I am one of several co-authors of a new report released on January 24 in Miami by the National Conference on Citizenship and its Florida and Minnesota partners. According to Tale of Two Cities: Civic Heath in Miami and Minneapolis-St. Paul, Miami is the least civically engaged major city in the country, and Minneapolis-St. Paul is the most engaged metropolitan area.
In both communities (as elsewhere in the United States), people with more education and income tend to engage more in civic affairs. But individuals in Minneapolis-St. Paul who are in the lowest income group are more likely to volunteer, attend public meetings, work with neighbors, participate in politics outside of elections, and participate in associations than are people in the wealthiest tier in Miami. An individual with a high school education in Minneapolis-St. Paul is about as likely to be engaged as an individual with a college education in Miami.

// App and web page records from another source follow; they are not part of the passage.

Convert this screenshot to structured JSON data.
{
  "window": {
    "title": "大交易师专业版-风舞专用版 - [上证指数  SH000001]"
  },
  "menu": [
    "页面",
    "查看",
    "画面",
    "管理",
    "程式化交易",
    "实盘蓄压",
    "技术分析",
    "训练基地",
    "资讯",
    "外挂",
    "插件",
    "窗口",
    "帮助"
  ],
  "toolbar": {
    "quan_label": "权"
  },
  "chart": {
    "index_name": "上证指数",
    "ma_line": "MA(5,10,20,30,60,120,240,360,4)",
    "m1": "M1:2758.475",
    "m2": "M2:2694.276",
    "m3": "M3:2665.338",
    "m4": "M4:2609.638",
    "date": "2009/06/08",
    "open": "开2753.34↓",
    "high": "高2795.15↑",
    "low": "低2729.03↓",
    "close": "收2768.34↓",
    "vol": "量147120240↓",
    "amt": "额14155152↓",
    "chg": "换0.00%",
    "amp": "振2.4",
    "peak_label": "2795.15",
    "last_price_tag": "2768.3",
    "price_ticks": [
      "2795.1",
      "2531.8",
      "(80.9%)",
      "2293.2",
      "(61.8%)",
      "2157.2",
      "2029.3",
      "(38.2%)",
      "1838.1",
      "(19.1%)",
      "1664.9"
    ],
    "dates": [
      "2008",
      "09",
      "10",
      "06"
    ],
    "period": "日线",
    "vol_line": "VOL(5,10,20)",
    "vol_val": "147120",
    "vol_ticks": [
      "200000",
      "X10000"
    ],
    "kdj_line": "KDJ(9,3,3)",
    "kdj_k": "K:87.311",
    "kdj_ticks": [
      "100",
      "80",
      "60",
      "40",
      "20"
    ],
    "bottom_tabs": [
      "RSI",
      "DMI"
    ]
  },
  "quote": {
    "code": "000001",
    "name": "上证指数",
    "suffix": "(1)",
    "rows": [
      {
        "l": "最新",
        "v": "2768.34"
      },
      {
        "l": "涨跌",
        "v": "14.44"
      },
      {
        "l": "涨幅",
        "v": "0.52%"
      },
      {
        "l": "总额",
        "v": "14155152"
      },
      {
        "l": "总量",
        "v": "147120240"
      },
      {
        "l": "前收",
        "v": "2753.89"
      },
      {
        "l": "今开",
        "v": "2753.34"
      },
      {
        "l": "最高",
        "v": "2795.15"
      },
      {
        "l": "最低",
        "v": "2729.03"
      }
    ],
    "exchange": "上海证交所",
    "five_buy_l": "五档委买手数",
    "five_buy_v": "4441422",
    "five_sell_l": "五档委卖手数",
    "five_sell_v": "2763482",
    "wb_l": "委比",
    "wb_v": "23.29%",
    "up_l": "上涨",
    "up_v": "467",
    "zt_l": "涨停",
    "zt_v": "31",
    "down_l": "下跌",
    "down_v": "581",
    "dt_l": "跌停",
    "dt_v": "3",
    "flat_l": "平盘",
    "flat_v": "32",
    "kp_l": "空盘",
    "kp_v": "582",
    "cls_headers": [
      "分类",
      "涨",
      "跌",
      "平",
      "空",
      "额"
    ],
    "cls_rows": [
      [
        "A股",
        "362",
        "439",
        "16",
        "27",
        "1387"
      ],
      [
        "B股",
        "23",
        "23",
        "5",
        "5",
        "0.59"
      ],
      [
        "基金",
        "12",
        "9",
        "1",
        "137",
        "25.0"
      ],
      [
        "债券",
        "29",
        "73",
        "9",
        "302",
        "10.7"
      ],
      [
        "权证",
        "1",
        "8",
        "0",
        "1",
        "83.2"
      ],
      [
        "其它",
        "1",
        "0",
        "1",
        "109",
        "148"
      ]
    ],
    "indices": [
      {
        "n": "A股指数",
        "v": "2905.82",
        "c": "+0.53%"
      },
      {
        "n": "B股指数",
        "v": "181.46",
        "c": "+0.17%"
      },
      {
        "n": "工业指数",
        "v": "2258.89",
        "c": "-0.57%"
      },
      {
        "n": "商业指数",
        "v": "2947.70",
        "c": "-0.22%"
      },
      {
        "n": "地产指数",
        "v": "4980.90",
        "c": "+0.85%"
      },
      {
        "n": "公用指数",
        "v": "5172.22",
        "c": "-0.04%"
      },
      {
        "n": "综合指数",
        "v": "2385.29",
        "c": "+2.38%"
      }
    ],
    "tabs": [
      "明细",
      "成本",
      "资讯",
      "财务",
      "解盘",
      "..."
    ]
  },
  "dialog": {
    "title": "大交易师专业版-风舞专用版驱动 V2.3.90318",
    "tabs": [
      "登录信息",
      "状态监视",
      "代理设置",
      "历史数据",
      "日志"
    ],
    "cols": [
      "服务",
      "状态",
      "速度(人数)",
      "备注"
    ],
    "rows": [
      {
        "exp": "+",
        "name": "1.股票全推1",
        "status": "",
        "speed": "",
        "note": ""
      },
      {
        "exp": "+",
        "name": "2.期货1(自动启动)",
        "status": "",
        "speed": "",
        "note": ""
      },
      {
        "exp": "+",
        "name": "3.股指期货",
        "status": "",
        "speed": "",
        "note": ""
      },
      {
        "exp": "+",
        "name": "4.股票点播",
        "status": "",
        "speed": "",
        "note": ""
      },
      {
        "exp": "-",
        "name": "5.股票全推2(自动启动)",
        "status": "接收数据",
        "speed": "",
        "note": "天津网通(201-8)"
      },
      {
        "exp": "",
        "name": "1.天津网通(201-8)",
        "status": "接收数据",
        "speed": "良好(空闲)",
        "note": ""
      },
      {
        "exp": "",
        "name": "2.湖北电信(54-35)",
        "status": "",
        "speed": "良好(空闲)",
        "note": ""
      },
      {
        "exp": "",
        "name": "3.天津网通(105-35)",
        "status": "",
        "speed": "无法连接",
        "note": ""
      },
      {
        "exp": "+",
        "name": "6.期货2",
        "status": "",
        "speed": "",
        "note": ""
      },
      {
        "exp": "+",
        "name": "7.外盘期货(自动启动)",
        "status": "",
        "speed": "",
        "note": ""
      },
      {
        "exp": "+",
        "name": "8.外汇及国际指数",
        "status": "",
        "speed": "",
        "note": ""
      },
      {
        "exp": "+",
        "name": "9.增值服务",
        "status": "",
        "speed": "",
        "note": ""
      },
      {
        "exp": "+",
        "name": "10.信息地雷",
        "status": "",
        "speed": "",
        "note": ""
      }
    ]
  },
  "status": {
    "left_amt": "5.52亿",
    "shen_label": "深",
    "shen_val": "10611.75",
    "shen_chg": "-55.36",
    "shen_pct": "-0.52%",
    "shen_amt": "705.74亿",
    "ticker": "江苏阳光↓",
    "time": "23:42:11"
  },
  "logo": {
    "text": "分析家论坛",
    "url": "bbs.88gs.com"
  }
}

The report finds that the civic culture of Minneapolis-St. Paul is oriented toward enlisting and empowering diverse people–paid employees as well as volunteers–in the common work of shaping the area’s future without abandoning their own cultural backgrounds and values. This culture of civic empowerment generates a widespread sense of optimism that people can shape their common future. Those norms are less evident in the Miami area, which appears to be more balkanized and less reliant on citizens to create a common future. Our colleague Harry Boyte provides a historical and interpretive portrait of civic culture in the Twin Cities that should inspire similar strategies everywhere.